Records from a data collection
┄┄┄┄┄┄

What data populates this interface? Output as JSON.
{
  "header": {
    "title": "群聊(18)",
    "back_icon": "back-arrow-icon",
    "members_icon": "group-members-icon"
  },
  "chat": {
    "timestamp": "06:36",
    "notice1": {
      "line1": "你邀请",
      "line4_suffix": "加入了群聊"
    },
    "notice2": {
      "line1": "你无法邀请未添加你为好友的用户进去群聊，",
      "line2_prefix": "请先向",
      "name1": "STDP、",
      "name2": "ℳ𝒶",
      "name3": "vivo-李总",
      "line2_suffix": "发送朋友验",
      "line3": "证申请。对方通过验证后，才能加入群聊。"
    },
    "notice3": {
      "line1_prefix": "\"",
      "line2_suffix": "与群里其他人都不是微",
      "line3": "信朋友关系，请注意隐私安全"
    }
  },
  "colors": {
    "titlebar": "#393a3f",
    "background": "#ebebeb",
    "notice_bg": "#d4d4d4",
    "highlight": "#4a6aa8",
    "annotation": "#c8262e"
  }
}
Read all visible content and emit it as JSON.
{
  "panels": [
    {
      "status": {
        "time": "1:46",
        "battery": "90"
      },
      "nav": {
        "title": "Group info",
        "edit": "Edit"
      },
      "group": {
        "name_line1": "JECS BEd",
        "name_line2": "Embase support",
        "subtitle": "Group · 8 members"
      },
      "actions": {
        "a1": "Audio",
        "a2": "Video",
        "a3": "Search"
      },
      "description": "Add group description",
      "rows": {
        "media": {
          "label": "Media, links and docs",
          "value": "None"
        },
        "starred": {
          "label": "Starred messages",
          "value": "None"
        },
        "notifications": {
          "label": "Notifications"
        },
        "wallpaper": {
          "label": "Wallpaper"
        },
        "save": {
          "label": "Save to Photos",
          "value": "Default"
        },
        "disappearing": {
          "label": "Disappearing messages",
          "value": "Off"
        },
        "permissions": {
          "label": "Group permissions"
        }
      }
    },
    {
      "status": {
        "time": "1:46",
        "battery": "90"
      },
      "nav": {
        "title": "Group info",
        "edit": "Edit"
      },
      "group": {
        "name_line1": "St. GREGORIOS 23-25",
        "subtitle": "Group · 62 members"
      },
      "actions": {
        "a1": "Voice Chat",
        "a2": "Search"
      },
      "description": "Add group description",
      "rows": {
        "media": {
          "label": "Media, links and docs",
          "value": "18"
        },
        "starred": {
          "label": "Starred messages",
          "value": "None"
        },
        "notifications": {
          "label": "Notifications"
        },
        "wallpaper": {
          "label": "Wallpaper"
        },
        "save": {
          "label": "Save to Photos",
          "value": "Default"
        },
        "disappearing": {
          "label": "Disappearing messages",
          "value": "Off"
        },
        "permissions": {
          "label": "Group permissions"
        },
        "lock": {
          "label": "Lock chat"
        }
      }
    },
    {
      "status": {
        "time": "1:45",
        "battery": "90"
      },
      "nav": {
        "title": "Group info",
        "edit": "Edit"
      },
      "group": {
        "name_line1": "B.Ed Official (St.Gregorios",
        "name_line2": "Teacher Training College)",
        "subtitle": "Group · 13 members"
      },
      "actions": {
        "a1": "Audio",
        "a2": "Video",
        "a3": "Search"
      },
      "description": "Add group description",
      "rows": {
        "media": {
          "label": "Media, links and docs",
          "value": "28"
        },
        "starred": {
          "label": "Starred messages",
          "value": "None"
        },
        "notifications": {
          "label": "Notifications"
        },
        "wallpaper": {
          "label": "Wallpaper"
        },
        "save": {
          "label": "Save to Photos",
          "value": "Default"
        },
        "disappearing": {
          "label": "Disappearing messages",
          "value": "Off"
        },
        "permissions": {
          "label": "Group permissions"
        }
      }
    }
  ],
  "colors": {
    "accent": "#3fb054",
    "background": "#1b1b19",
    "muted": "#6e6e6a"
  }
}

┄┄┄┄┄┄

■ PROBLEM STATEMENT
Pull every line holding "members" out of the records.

■ TASK RESULT
    "members_icon": "group-members-icon"
        "subtitle": "Group · 8 members"
        "subtitle": "Group · 62 members"
        "subtitle": "Group · 13 members"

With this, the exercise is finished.